▸ **Exercise instructions**: Scan the material below for the string "nginx". Report every line that has it.

====

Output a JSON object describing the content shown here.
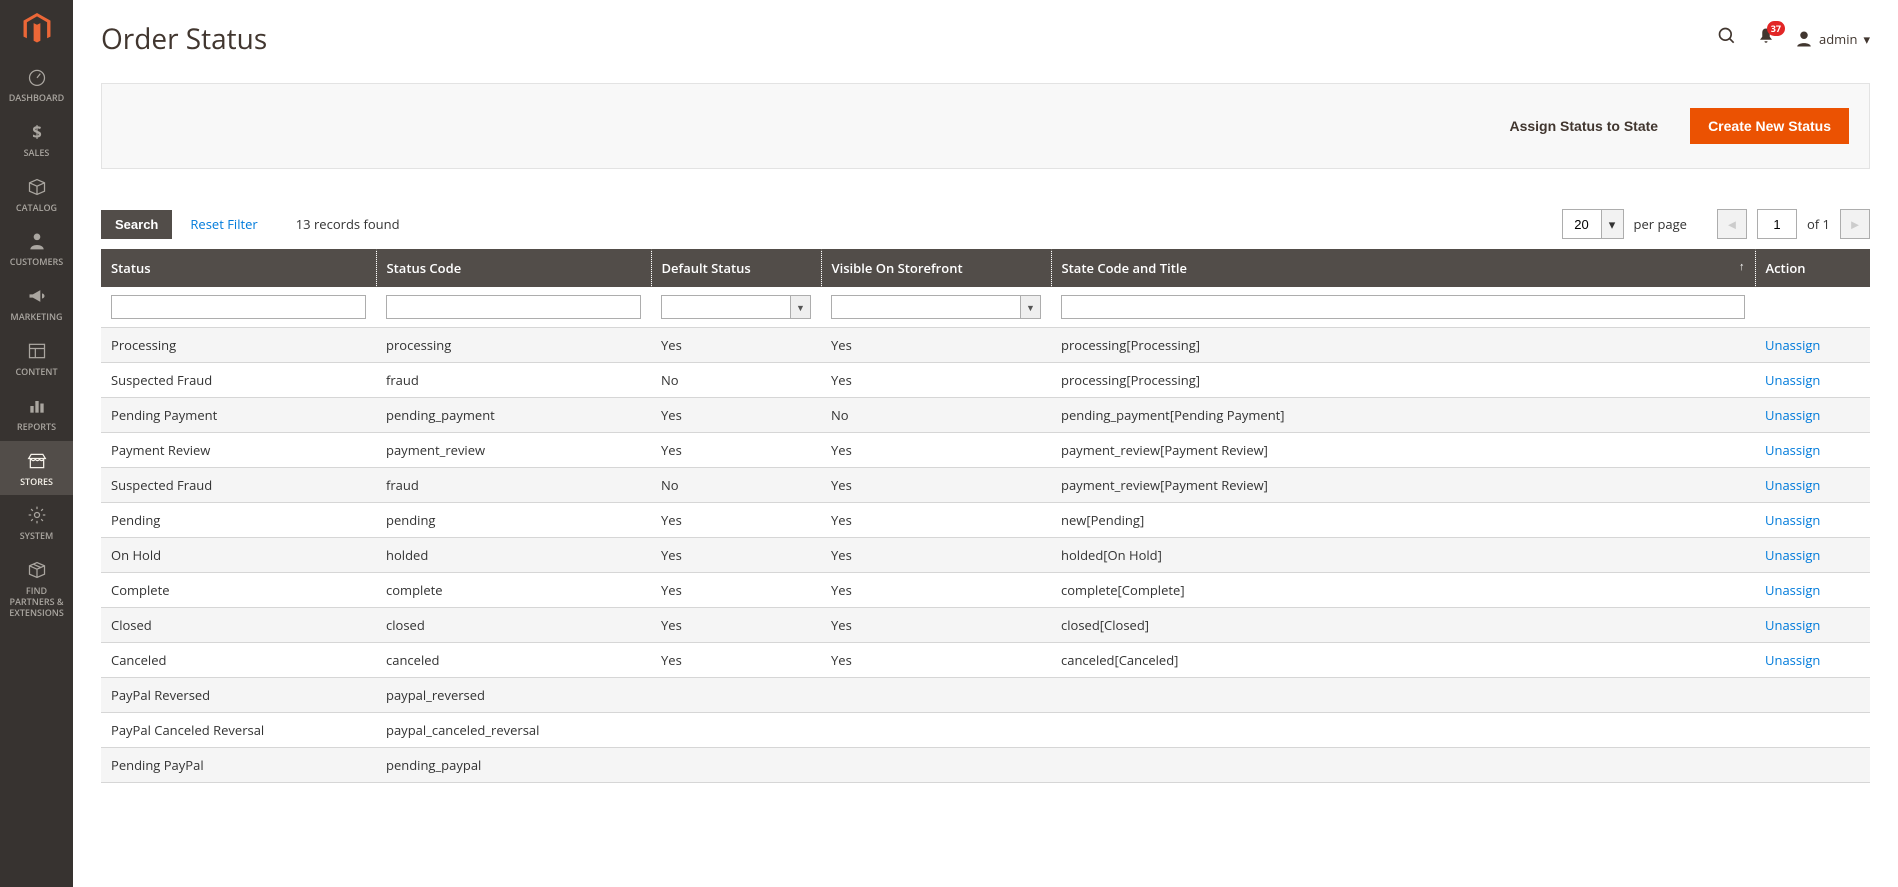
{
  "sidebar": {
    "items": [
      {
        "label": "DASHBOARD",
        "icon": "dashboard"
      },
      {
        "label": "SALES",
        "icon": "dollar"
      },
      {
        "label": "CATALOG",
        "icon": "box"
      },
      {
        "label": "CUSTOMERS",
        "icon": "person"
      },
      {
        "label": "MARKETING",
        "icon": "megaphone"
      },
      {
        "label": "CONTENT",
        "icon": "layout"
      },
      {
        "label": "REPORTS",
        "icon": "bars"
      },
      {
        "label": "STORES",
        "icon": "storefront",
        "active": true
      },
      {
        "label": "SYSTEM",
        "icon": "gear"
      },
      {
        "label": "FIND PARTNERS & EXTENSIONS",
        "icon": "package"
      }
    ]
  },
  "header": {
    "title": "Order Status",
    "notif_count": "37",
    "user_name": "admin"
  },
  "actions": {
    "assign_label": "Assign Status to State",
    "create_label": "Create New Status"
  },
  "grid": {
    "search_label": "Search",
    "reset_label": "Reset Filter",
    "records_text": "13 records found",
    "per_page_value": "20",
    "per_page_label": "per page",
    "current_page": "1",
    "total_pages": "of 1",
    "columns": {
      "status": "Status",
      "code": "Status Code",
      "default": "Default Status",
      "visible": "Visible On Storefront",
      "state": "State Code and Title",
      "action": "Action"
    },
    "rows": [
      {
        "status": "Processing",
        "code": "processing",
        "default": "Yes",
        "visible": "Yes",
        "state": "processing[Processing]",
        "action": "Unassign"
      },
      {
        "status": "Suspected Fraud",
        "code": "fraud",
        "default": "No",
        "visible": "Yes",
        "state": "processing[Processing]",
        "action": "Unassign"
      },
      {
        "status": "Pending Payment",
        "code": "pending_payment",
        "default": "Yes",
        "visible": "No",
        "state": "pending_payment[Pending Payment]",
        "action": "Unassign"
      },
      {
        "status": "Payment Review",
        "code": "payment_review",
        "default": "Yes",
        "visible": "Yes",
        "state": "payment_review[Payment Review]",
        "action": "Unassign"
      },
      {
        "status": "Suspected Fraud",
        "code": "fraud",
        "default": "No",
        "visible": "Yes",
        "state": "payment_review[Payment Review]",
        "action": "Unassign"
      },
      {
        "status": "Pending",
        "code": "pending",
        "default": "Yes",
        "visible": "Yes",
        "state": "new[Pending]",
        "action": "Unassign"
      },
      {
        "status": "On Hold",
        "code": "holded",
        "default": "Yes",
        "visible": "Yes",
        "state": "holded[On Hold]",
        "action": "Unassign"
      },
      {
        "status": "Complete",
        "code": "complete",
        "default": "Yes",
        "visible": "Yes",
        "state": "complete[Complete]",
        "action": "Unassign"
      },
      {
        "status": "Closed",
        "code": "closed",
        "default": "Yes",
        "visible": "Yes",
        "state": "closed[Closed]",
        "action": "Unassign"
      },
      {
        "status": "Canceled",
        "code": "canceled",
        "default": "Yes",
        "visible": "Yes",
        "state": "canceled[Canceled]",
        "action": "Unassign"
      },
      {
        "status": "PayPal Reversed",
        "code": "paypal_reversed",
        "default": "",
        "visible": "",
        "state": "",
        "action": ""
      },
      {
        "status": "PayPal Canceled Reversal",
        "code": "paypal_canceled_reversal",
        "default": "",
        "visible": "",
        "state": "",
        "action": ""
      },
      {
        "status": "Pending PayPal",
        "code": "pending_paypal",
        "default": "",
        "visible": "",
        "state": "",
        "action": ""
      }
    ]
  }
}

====

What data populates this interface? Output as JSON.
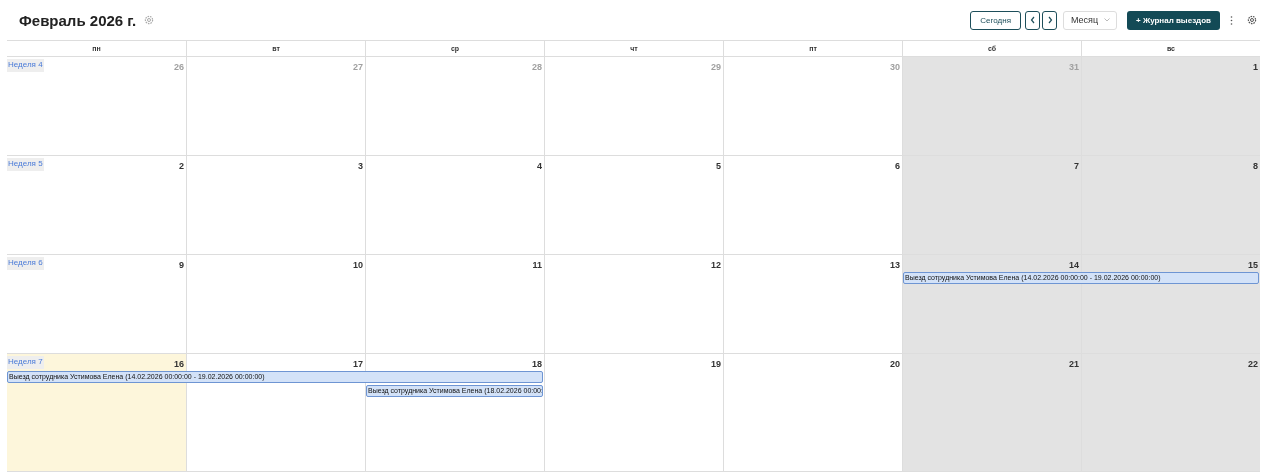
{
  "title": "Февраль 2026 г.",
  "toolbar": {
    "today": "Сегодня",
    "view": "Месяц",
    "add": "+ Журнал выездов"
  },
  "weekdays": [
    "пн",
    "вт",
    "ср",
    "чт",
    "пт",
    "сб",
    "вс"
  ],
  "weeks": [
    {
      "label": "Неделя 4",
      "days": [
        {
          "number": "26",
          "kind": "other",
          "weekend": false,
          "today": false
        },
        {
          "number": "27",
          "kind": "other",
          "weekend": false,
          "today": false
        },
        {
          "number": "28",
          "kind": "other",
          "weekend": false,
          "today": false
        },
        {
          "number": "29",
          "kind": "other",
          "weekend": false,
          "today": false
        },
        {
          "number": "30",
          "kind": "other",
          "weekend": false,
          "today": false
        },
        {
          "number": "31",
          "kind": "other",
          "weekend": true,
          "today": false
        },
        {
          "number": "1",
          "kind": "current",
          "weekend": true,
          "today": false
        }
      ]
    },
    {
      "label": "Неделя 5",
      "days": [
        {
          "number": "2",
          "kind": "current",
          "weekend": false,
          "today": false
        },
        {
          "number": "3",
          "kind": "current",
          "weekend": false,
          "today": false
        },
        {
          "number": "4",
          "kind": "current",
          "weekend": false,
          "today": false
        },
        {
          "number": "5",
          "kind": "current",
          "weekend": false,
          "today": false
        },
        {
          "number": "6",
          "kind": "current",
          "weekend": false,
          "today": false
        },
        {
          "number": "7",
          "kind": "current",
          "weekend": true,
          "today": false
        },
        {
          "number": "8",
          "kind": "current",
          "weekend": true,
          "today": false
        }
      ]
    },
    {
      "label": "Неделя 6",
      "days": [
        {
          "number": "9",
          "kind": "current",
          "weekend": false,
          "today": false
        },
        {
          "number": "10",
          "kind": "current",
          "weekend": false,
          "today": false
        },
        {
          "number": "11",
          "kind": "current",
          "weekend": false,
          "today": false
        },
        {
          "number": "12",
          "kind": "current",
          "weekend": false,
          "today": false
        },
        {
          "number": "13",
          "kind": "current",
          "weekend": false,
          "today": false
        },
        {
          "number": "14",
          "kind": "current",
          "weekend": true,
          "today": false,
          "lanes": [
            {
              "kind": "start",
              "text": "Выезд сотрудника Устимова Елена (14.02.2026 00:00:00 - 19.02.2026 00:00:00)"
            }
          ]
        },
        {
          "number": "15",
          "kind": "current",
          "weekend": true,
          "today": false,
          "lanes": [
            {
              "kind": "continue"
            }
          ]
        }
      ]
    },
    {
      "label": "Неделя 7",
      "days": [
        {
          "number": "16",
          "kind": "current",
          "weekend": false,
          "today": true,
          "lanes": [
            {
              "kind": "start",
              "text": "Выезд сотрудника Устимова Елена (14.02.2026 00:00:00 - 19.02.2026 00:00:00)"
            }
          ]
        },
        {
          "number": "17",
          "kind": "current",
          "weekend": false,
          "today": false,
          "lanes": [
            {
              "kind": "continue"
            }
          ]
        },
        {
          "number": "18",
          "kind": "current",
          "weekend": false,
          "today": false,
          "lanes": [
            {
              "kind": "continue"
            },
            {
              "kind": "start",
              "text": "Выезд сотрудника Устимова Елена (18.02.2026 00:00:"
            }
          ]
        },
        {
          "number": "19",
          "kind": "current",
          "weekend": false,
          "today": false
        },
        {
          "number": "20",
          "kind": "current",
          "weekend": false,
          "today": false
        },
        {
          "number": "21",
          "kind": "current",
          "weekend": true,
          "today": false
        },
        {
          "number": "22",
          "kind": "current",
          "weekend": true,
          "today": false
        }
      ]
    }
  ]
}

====

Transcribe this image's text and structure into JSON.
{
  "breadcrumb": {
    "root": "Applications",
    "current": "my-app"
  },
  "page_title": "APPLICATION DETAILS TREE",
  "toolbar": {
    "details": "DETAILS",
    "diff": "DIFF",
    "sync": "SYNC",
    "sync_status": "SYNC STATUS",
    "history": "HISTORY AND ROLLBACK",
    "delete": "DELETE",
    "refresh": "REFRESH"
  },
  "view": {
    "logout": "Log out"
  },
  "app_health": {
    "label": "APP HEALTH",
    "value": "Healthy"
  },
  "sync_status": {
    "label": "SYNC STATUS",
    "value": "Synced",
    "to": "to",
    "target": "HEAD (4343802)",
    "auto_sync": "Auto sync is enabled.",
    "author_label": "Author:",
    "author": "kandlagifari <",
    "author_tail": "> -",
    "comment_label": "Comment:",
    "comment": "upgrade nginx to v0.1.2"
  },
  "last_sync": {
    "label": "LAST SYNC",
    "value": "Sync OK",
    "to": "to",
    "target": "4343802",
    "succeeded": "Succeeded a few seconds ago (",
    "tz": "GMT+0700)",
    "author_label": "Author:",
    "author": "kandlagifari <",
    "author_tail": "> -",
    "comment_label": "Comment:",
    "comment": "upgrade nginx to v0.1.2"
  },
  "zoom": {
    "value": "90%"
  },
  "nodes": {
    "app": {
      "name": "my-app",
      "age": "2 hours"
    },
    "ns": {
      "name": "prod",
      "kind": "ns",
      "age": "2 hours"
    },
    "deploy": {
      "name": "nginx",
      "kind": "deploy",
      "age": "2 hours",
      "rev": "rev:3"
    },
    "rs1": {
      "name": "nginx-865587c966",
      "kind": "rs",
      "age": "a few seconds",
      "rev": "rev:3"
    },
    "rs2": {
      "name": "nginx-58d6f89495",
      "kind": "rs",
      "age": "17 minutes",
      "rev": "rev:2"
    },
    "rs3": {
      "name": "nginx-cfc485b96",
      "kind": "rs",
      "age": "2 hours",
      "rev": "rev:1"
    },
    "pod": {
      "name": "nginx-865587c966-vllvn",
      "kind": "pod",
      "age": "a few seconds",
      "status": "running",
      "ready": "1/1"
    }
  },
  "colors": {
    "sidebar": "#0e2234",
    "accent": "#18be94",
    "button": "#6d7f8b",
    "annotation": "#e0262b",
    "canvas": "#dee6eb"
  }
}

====

▸ **Response**:
    "comment": "upgrade nginx to v0.1.2"
    "comment": "upgrade nginx to v0.1.2"
      "name": "nginx",
      "name": "nginx-865587c966",
      "name": "nginx-58d6f89495",
      "name": "nginx-cfc485b96",
      "name": "nginx-865587c966-vllvn",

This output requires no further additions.